Connecticut is waking up on Christmas morning to heavy rainfall and strong winds as a cold front moves through, according to the National Weather Service. More than 33,000 customers are without power as of 6:30 a.m.Heavy winds started Thursday evening with forecasted wind gusts of up to 65 mph, especially along the coast, according to state officials. Travel is expected to be difficult, and the mix of snow and high temperatures could cause fog. Power lines and trees also could be affected. 

River, road and basement flooding are concerns due to the combination of heavy rain and melting snow. Wind gusts will become stronger and more frequent prior to sunrise on Friday. The peak wind gusts will occur in most locations from 6 to 9 in the morning. There will likely be power outages, so be sure to charge your phone and have a flashlight next to your bed.


Utility company Eversource announced earlier this week that it is prepared for the storm, and crews will be prepositioned to help repair any damage. 

“We recognize the last thing anyone wants is another storm, especially on Christmas. We’re taking all necessary actions now -- including canceling employee vacation and working to secure out-of-state crews -- so our team is ready to respond to whatever this storm may bring,” Craig Hallstrom, Eversource president of regional electric operations, said in anews release. 


Eversource is encouraging customers to prepare a storm kit with essential items and charge all necessary devices. Any outside ornaments or decorations should be secured or brought inside. 


Rainfall is predicted to be anywhere from 2 to 4 inches, and combined with the melting snow from last week’s nor’easter, small stream flooding is possible through Friday at noon, according to state officials. Flooding of some larger rivers is also a possibility and may not subside until Friday night or Saturday. Flood levels will be updated Friday afternoon. 


Towns across the state are asking residents to be mindful of the weather as the storm progresses.
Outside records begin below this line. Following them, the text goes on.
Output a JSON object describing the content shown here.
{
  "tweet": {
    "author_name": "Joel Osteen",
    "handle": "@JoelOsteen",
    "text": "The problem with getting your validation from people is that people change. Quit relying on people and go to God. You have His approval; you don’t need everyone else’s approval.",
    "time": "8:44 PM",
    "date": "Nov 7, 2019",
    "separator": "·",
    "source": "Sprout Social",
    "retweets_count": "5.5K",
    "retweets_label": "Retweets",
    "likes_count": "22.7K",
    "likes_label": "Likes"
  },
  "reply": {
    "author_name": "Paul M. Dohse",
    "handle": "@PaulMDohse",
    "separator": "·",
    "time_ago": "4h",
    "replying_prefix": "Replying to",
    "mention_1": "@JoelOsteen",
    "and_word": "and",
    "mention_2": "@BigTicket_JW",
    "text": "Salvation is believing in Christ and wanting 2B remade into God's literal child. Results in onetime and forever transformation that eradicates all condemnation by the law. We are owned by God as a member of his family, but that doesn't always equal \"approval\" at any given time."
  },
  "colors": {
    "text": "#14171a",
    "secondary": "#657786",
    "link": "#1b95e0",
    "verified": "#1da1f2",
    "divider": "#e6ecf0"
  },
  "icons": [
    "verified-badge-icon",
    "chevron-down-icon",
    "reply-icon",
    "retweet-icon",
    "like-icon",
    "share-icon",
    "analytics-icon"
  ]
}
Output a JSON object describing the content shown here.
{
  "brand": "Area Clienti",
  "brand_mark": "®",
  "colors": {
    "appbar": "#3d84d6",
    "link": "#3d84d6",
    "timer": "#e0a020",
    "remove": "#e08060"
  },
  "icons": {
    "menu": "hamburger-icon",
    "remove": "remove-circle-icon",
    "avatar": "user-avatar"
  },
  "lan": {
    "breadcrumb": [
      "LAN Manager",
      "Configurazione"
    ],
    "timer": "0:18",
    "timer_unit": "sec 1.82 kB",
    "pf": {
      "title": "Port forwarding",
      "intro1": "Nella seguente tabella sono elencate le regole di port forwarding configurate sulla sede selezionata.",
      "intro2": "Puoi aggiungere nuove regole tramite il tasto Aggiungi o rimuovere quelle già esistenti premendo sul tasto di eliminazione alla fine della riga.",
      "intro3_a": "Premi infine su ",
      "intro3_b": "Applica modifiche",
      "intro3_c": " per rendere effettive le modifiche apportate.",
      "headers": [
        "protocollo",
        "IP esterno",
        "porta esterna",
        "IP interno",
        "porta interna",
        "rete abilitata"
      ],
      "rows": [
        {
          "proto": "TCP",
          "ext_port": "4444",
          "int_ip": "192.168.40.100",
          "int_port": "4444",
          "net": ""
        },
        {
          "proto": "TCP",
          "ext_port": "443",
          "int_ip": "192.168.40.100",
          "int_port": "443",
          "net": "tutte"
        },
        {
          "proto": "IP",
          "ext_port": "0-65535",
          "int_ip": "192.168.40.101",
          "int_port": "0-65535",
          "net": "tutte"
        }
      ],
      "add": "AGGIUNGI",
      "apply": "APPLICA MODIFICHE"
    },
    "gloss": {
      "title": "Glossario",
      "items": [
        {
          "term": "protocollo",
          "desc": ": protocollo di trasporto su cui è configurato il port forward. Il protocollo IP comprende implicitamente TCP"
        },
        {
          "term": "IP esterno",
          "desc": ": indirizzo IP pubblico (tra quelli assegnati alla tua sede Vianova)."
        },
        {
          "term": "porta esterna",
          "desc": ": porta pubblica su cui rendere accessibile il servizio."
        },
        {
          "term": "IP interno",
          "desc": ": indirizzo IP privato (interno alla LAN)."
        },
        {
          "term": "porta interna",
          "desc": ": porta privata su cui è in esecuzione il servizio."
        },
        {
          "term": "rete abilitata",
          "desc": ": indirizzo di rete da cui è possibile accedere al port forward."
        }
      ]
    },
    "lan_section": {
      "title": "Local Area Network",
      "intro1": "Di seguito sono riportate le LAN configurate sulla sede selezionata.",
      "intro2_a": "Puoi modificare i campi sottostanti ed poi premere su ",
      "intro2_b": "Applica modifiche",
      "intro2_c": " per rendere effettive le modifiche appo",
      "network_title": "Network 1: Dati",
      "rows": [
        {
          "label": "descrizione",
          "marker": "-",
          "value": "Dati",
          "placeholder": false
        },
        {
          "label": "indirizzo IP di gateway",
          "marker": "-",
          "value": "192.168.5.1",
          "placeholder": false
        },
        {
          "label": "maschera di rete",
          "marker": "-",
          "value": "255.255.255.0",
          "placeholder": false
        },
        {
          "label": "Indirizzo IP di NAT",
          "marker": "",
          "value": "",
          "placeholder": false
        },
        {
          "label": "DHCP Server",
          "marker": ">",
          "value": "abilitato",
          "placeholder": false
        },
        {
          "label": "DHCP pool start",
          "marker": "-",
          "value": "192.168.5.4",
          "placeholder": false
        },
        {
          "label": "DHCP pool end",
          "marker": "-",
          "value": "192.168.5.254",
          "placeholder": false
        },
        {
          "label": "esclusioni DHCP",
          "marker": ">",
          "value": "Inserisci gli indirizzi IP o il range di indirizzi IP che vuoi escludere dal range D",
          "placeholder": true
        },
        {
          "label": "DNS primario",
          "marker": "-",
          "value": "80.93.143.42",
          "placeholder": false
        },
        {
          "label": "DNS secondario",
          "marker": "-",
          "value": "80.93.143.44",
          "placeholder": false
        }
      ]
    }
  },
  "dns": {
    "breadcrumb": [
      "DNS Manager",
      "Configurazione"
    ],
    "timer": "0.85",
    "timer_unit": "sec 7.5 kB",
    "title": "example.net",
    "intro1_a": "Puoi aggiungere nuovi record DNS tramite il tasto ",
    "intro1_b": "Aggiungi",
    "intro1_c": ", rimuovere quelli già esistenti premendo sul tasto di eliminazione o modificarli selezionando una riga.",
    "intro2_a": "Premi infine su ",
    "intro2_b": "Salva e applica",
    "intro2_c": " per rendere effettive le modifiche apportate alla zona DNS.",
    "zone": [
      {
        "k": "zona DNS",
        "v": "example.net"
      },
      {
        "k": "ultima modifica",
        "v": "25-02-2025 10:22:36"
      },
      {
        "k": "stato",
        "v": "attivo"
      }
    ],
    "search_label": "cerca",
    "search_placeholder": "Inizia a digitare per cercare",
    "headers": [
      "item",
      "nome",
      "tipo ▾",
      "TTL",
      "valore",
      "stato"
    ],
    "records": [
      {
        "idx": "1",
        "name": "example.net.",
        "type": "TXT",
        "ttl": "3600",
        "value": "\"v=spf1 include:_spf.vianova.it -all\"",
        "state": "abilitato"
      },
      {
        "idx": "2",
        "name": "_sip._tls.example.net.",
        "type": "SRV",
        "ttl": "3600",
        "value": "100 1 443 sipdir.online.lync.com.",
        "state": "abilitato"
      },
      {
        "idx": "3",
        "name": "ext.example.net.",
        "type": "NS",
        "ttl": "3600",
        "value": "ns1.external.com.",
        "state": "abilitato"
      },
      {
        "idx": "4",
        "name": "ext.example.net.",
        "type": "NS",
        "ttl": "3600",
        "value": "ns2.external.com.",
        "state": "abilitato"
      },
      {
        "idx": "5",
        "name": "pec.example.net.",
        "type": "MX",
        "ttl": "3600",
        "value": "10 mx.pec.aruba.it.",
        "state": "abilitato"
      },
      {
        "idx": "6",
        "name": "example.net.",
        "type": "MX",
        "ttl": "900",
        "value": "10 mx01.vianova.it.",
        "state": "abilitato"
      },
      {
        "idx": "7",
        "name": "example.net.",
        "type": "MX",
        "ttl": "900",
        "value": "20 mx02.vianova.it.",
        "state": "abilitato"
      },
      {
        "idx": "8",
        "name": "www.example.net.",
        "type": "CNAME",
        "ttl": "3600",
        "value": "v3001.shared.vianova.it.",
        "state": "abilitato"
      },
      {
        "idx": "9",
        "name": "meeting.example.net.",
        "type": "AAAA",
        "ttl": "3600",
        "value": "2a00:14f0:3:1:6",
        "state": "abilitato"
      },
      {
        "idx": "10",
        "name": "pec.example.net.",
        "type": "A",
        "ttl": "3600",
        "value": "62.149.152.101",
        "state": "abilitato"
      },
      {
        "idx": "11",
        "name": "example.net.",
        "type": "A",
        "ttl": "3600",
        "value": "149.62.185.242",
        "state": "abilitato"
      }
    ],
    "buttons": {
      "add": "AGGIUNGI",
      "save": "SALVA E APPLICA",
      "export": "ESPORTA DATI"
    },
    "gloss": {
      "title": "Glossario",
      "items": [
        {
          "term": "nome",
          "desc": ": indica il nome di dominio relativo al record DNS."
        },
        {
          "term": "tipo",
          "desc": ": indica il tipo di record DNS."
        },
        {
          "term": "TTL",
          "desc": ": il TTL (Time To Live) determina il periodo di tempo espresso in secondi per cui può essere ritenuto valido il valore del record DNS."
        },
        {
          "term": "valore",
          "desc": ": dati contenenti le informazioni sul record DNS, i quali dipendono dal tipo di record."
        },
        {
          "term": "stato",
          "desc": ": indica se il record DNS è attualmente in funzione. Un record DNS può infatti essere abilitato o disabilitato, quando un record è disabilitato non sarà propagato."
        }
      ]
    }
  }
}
In a news conference Thursday, Hartford Mayor Luke Bronin called on residents to help minimize any flooding. While the Hartford Department of Public Works is addressing as many storm drains as they can, Bronin said residents can help, too. 


“If you can go out and check the storm drains outside of your house and see if they are clear, it can make a big difference. Think about your neighbors around you, those seniors around you and those that may need to access the streets,” Bronin said. “And what’s more 2020 than spending a little bit of Christmas Eve cleaning a storm drain.” 


The storm is expected to wind down by Friday at 11:00 a.m. with lighter rain and wind gusts of 30 to 40 mph.


Tucker Ives contributed to this report.

Camila Vallejo is a corps member with Report for America, a national service program that places journalists in local newsrooms. She is a bilingual reporter based out of Fairfield County and welcomes all story ideas at cvallejo@ctpublic.org.

Stand up for civility

This news story is funded in large part by Connecticut Public’s Members — listeners, viewers, and readers like you who value fact-based journalism and trustworthy information.

We hope their support inspires you to donate so that we can continue telling stories that inform, educate, and inspire you and your neighbors. As a community-supported public media service, Connecticut Public has relied on donor support for more than 50 years.

Your donation today will allow us to continue this work on your behalf. Give today at any amount and join the 50,000 members who are building a better—and more civil—Connecticut to live, work, and play.

Related Content